This year, it is especially important to get a flu vaccine for 2 reasons:
- If we prevent illness and hospitalizations caused by the flu, we can save healthcare resources for COVID-19 responses in our community
- Symptoms of COVID-19 and influenza are very similar. If you get vaccinated against the flu, that will help our entire community determine which illnesses are the flu, and which are COVID-19 or other respiratory illnesses.
COVID-19 and the flu have many similar signs and symptoms, ranging from no symptoms (asymptomatic) to severe symptoms. Common symptoms of BOTH COVID-19 and the flu include:
- Fever or feeling feverish/chills
- Shortness of breath or difficulty breathing
- Fatigue (tiredness)
- Sore throat
- Runny or stuffy nose
- Muscle pain or body aches
- Some people may have vomiting and diarrhea, though this is more common in children
Healthcare providers are asking that community members do not try to decide on their own if they have a cold or the flu, but to call a healthcare provider as soon as they feel ill or have any of the symptoms listed above. If you have symptoms, your provider will have guidance for you on what to do and whether you should be tested for COVID-19 or the flu.
Many area clinics are ready for you to come in and get a flu vaccine now!
Check with your healthcare provider or call one on our list to ask about where to get a vaccine.
Washington state provides all recommended vaccines at no cost for kids from birth through age 18.
Keep in mind that the flu, like COVID-19, is highly contagious. Getting a flu shot reduces your chances of getting the flu, but does not prevent other respiratory infections.

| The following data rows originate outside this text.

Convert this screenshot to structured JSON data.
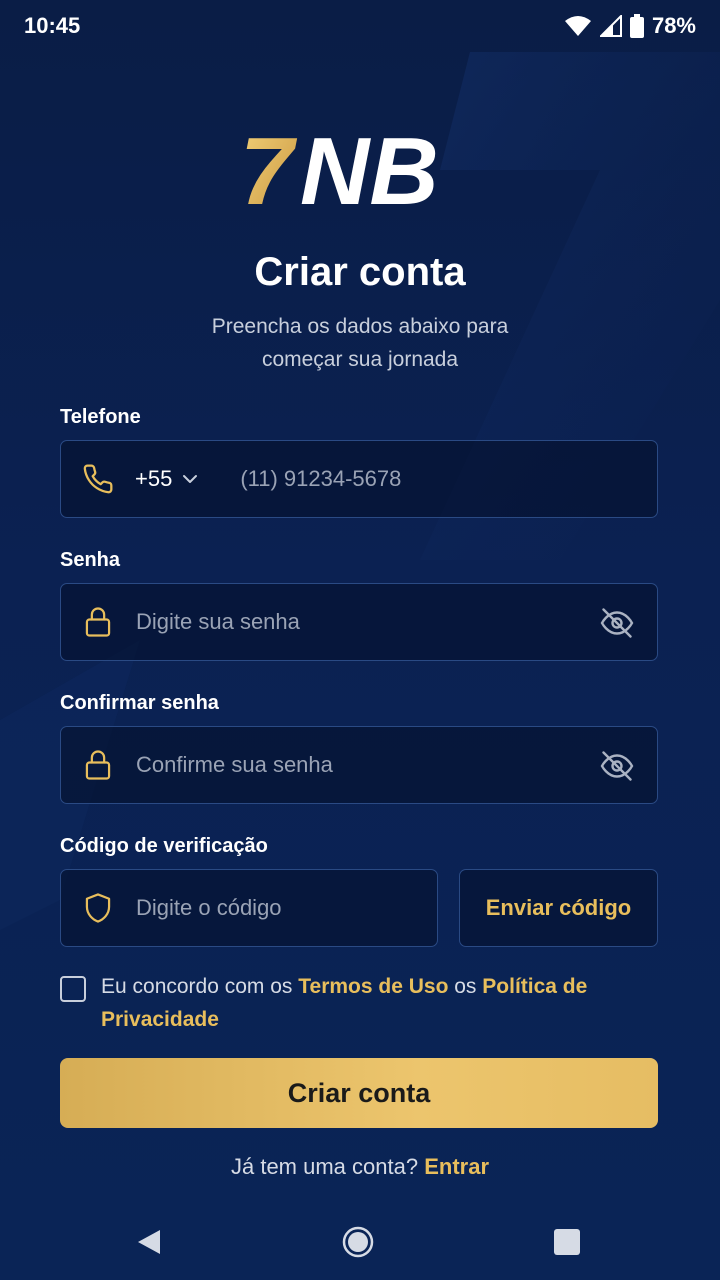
{
  "status_bar": {
    "time": "10:45",
    "battery": "78%",
    "icons": [
      "wifi-icon",
      "signal-icon",
      "battery-icon"
    ]
  },
  "brand": {
    "logo_prefix": "7",
    "logo_text": "NB",
    "gold": "#e8be5c",
    "background": "#0b2152"
  },
  "header": {
    "title": "Criar conta",
    "subtitle_line1": "Preencha os dados abaixo para",
    "subtitle_line2": "começar sua jornada"
  },
  "form": {
    "phone": {
      "label": "Telefone",
      "country_code": "+55",
      "placeholder": "(11) 91234-5678",
      "icon": "phone-icon"
    },
    "password": {
      "label": "Senha",
      "placeholder": "Digite sua senha",
      "icon": "lock-icon"
    },
    "confirm_password": {
      "label": "Confirmar senha",
      "placeholder": "Confirme sua senha",
      "icon": "lock-icon"
    },
    "verification": {
      "label": "Código de verificação",
      "placeholder": "Digite o código",
      "send_label": "Enviar código",
      "icon": "shield-icon"
    },
    "terms": {
      "prefix": "Eu concordo com os ",
      "terms_link": "Termos de Uso",
      "middle": " os ",
      "privacy_link": "Política de Privacidade",
      "checked": false
    },
    "submit_label": "Criar conta"
  },
  "footer": {
    "question": "Já tem uma conta? ",
    "login_link": "Entrar"
  }
}
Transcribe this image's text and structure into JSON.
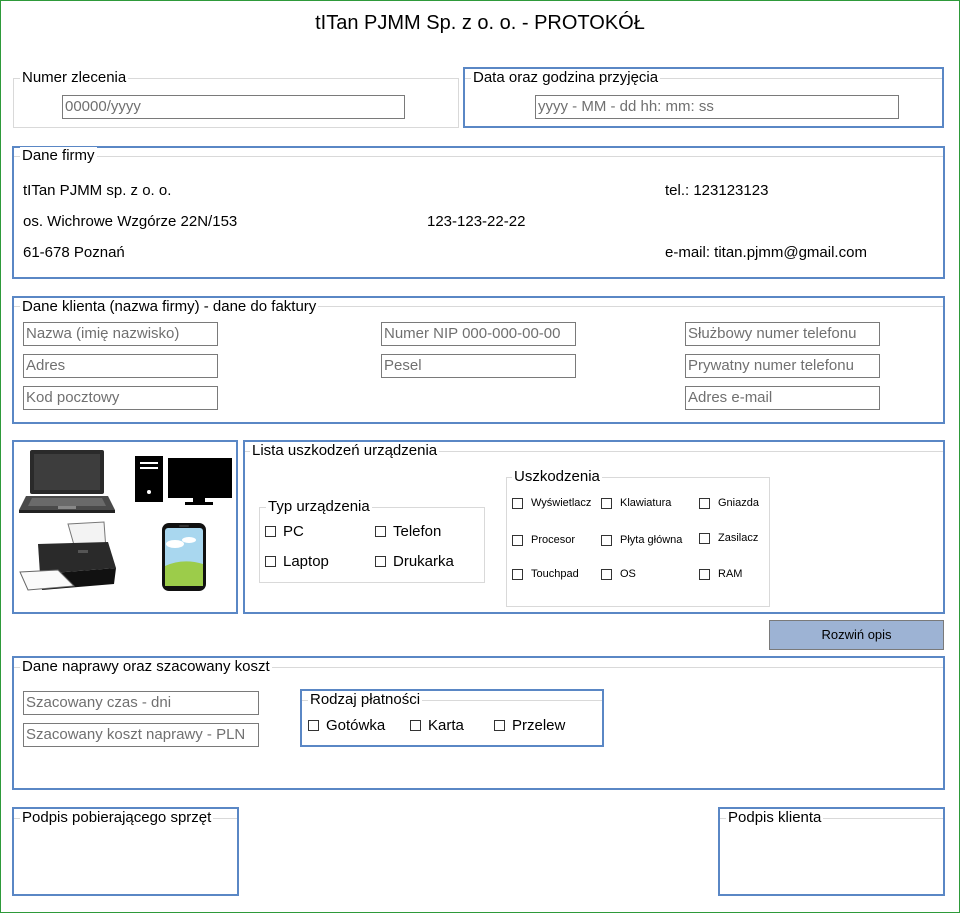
{
  "title": "tITan PJMM Sp. z o. o. - PROTOKÓŁ",
  "order": {
    "legend": "Numer zlecenia",
    "placeholder": "00000/yyyy"
  },
  "received": {
    "legend": "Data oraz godzina przyjęcia",
    "placeholder": "yyyy - MM - dd hh: mm: ss"
  },
  "company": {
    "legend": "Dane firmy",
    "name": "tITan PJMM sp. z o. o.",
    "street": "os. Wichrowe Wzgórze 22N/153",
    "city": "61-678 Poznań",
    "nip": "123-123-22-22",
    "phone": "tel.: 123123123",
    "email": "e-mail: titan.pjmm@gmail.com"
  },
  "client": {
    "legend": "Dane klienta (nazwa firmy) - dane do faktury",
    "name_placeholder": "Nazwa (imię nazwisko)",
    "address_placeholder": "Adres",
    "zip_placeholder": "Kod pocztowy",
    "nip_placeholder": "Numer NIP 000-000-00-00",
    "pesel_placeholder": "Pesel",
    "work_phone_placeholder": "Służbowy numer telefonu",
    "private_phone_placeholder": "Prywatny numer telefonu",
    "email_placeholder": "Adres e-mail"
  },
  "icons": [
    "laptop-icon",
    "desktop-computer-icon",
    "printer-icon",
    "smartphone-icon"
  ],
  "damage": {
    "legend": "Lista uszkodzeń urządzenia",
    "device_type": {
      "legend": "Typ urządzenia",
      "options": [
        "PC",
        "Telefon",
        "Laptop",
        "Drukarka"
      ]
    },
    "faults": {
      "legend": "Uszkodzenia",
      "options": [
        "Wyświetlacz",
        "Klawiatura",
        "Gniazda",
        "Procesor",
        "Płyta główna",
        "Zasilacz",
        "Touchpad",
        "OS",
        "RAM"
      ]
    }
  },
  "expand_button": "Rozwiń opis",
  "repair": {
    "legend": "Dane naprawy oraz szacowany koszt",
    "time_placeholder": "Szacowany czas - dni",
    "cost_placeholder": "Szacowany koszt naprawy - PLN",
    "payment": {
      "legend": "Rodzaj płatności",
      "options": [
        "Gotówka",
        "Karta",
        "Przelew"
      ]
    }
  },
  "signatures": {
    "receiver": "Podpis pobierającego sprzęt",
    "client": "Podpis klienta"
  },
  "colors": {
    "frame": "#2e9a3a",
    "group_border": "#5a87c5",
    "button": "#9db3d4"
  }
}
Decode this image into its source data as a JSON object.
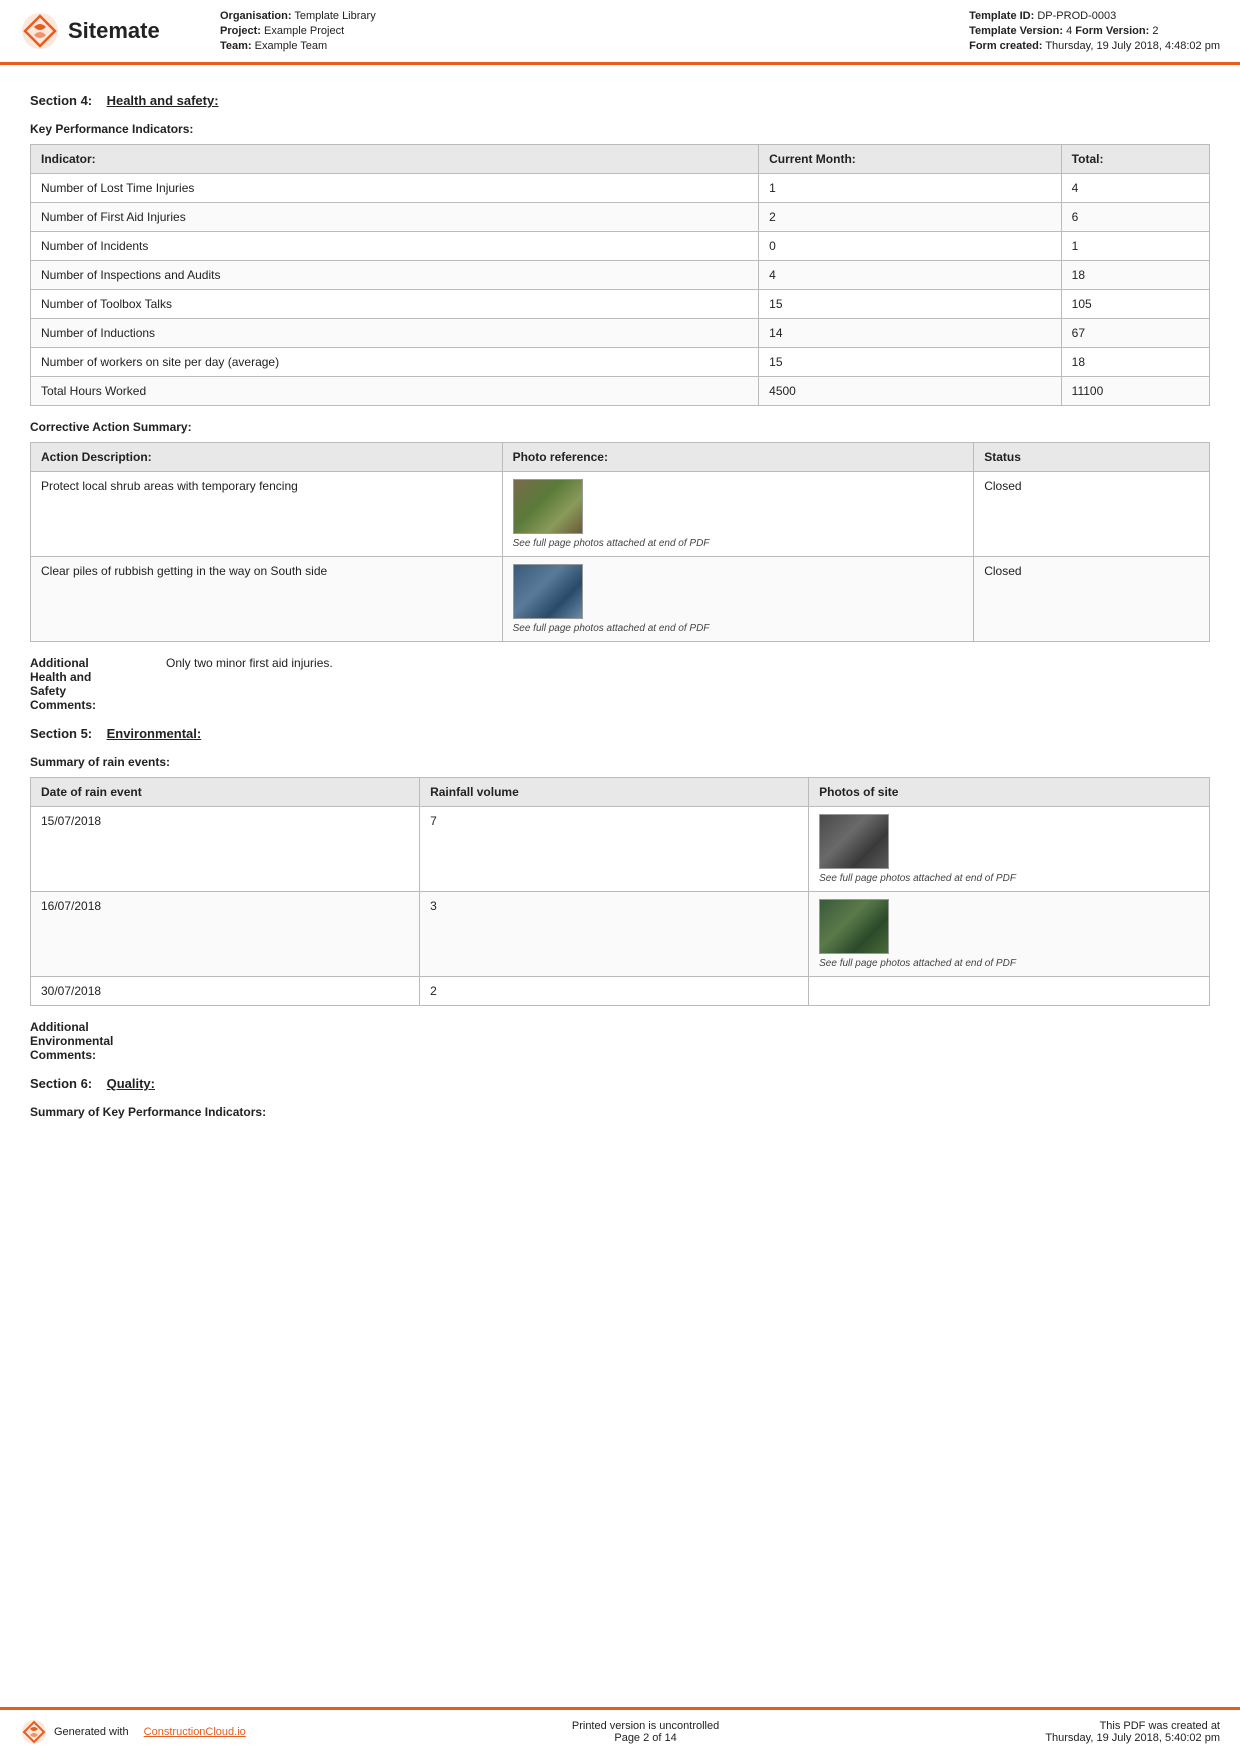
{
  "header": {
    "logo_text": "Sitemate",
    "organisation_label": "Organisation:",
    "organisation_value": "Template Library",
    "project_label": "Project:",
    "project_value": "Example Project",
    "team_label": "Team:",
    "team_value": "Example Team",
    "template_id_label": "Template ID:",
    "template_id_value": "DP-PROD-0003",
    "template_version_label": "Template Version:",
    "template_version_value": "4",
    "form_version_label": "Form Version:",
    "form_version_value": "2",
    "form_created_label": "Form created:",
    "form_created_value": "Thursday, 19 July 2018, 4:48:02 pm"
  },
  "section4": {
    "label": "Section 4:",
    "title": "Health and safety:"
  },
  "kpi": {
    "heading": "Key Performance Indicators:",
    "columns": [
      "Indicator:",
      "Current Month:",
      "Total:"
    ],
    "rows": [
      [
        "Number of Lost Time Injuries",
        "1",
        "4"
      ],
      [
        "Number of First Aid Injuries",
        "2",
        "6"
      ],
      [
        "Number of Incidents",
        "0",
        "1"
      ],
      [
        "Number of Inspections and Audits",
        "4",
        "18"
      ],
      [
        "Number of Toolbox Talks",
        "15",
        "105"
      ],
      [
        "Number of Inductions",
        "14",
        "67"
      ],
      [
        "Number of workers on site per day (average)",
        "15",
        "18"
      ],
      [
        "Total Hours Worked",
        "4500",
        "11100"
      ]
    ]
  },
  "corrective": {
    "heading": "Corrective Action Summary:",
    "columns": [
      "Action Description:",
      "Photo reference:",
      "Status"
    ],
    "rows": [
      {
        "action": "Protect local shrub areas with temporary fencing",
        "photo_note": "See full page photos attached at end of PDF",
        "status": "Closed",
        "img_class": "img-shrub"
      },
      {
        "action": "Clear piles of rubbish getting in the way on South side",
        "photo_note": "See full page photos attached at end of PDF",
        "status": "Closed",
        "img_class": "img-rubbish"
      }
    ]
  },
  "additional_health": {
    "label": "Additional\nHealth and\nSafety\nComments:",
    "value": "Only two minor first aid injuries."
  },
  "section5": {
    "label": "Section 5:",
    "title": "Environmental:"
  },
  "rain": {
    "heading": "Summary of rain events:",
    "columns": [
      "Date of rain event",
      "Rainfall volume",
      "Photos of site"
    ],
    "rows": [
      {
        "date": "15/07/2018",
        "volume": "7",
        "photo_note": "See full page photos attached at end of PDF",
        "img_class": "img-rain1"
      },
      {
        "date": "16/07/2018",
        "volume": "3",
        "photo_note": "See full page photos attached at end of PDF",
        "img_class": "img-rain2"
      },
      {
        "date": "30/07/2018",
        "volume": "2",
        "photo_note": "",
        "img_class": ""
      }
    ]
  },
  "additional_env": {
    "label": "Additional\nEnvironmental\nComments:",
    "value": ""
  },
  "section6": {
    "label": "Section 6:",
    "title": "Quality:"
  },
  "section6_sub": {
    "heading": "Summary of Key Performance Indicators:"
  },
  "footer": {
    "generated_text": "Generated with",
    "link_text": "ConstructionCloud.io",
    "center_text": "Printed version is uncontrolled\nPage 2 of 14",
    "right_text": "This PDF was created at\nThursday, 19 July 2018, 5:40:02 pm"
  }
}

As the weather cools and we start to spend more time indoors, it is extra important to get a flu vaccination AND keep up with COVID-19 safety protocols. Wear a facial covering (and wash it regularly!), wash your hands and high-touch surfaces often, and keep 6 feet of distance from others in public spaces.
- Who Needs a Flu Vaccine and When. The Centers for Disease Control and Prevention, updated September 14, 2020. https://www.cdc.gov/flu/prevent/vaccinations.html
- State Health Experts: Flu Vaccine Should be Considered “Essential” This Year. The Washington State Department of Health, News Release September 29, 2020. https://www.doh.wa.gov/Newsroom/Articles/ID/2394/State-health-experts-Flu-vaccine-should-be-considered-essential-this-year
- Similarities and Differences between Flu and COVID-19. The Centers for Disease Control and Prevention, updated August 31, 2020. https://www.cdc.gov/flu/symptoms/flu-vs-covid19.htm
- Flu News. The Washington State Department of Health, accessed September 29, 2020. https://www.doh.wa.gov/YouandYourFamily/IllnessandDisease/Flu